Webb was unable to agree to a long-term contract with the D’backs after it was learned that tests on his shoulder showed some irregularities (the club was unable to secure insurance for the deal because of the state of his shoulder). Webb then went out, appeared in one game, had multiple setbacks in his recovery, and eventually was forced to go under the knife. Reports are that the procedure went well, there was less damage than feared, and that his recovery is on track. Given all that what are the D’backs going to do with Webb (officially they have five days after the end of the World Series to determine if they will pick up the $8.5 million option on his current deal)?
Currently the D’backs have a couple of big ticket items in the rotation in Dan Haren ($7.5 million this season) and Dough Davis ($8.75 million this season) and with dead weight like Eric Byrnes ($11 million next season), they are likely getting a bit nervous about their payroll given that across the street Coyotes of the NHL are in dire financial straights (Davis will be a free agent at the end of the year, so they will save a little there if they let him go). With those concerns, paying over $8 million to a guy coming off a season of four innings doesn’t seem to make a lot of sense – these aren’t the Yankees – so it may not happen. In fact, Bob Nightengale of USA Today wrote that he believed that the club will try to sign Webb to 1-year, incentive laden deal instead of simply giving him $8.5 million for 2010.

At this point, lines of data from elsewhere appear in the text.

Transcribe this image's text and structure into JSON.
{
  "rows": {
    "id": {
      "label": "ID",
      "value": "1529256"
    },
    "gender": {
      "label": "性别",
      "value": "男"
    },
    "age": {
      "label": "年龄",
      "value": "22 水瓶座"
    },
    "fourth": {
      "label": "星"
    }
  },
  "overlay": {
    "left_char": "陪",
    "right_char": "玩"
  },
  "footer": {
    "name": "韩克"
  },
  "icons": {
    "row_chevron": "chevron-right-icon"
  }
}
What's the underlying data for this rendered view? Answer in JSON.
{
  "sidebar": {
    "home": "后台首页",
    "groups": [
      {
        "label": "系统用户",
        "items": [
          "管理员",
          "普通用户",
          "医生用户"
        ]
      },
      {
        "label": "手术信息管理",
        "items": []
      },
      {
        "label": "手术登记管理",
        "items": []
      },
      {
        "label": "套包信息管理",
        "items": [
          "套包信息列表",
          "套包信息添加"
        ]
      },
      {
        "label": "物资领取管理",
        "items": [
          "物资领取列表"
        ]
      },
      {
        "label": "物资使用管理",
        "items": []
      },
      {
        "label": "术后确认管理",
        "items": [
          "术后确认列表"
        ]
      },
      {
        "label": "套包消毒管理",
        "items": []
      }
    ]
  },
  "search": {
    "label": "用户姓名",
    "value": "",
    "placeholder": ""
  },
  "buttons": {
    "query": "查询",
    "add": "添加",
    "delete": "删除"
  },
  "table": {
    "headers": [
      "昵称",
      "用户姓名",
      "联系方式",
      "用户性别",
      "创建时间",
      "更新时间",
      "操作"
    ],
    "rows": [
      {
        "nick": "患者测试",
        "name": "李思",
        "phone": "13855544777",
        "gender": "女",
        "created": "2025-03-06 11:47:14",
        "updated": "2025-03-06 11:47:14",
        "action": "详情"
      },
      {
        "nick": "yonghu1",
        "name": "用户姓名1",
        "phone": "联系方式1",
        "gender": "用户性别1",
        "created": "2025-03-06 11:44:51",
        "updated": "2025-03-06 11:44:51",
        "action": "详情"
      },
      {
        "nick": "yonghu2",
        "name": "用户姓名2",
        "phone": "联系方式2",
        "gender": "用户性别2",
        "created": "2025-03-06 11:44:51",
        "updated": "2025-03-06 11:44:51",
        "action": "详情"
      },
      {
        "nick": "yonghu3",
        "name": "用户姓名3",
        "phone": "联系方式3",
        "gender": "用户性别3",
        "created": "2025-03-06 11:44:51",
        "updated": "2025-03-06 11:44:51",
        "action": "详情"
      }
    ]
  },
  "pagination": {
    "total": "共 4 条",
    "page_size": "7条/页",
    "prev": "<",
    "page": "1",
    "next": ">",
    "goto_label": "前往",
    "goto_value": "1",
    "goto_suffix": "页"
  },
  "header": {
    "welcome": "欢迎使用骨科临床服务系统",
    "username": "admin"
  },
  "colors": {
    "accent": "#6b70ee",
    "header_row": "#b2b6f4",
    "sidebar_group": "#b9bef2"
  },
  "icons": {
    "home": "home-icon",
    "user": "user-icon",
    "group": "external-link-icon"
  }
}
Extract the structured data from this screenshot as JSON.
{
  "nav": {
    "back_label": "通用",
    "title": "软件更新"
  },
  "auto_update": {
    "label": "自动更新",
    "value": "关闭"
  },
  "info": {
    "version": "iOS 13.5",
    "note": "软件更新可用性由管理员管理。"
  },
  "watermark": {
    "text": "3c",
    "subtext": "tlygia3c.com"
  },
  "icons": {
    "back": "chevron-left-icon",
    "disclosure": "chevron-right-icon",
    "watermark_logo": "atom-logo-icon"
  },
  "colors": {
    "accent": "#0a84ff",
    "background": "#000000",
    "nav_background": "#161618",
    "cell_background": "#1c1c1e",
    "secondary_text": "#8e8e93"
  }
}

Time will tell if that ends up being the right call or not, but if it was my money I’d tell Webb to sign on the dotted line with an incentive laden deal, probably one with a second year added on for some security in case he returned to full health, and let er’ rip (this may actually be Arizona’s thinking). But hey, I just write about this stuff and don’t sign anyone’s checks, though judging from the way that some sports teams run their organizations maybe that shouldn’t be the case. I will work for food and a roof over my head too, so if any organization out there needs a hand, just let me know.
By Ray Flowers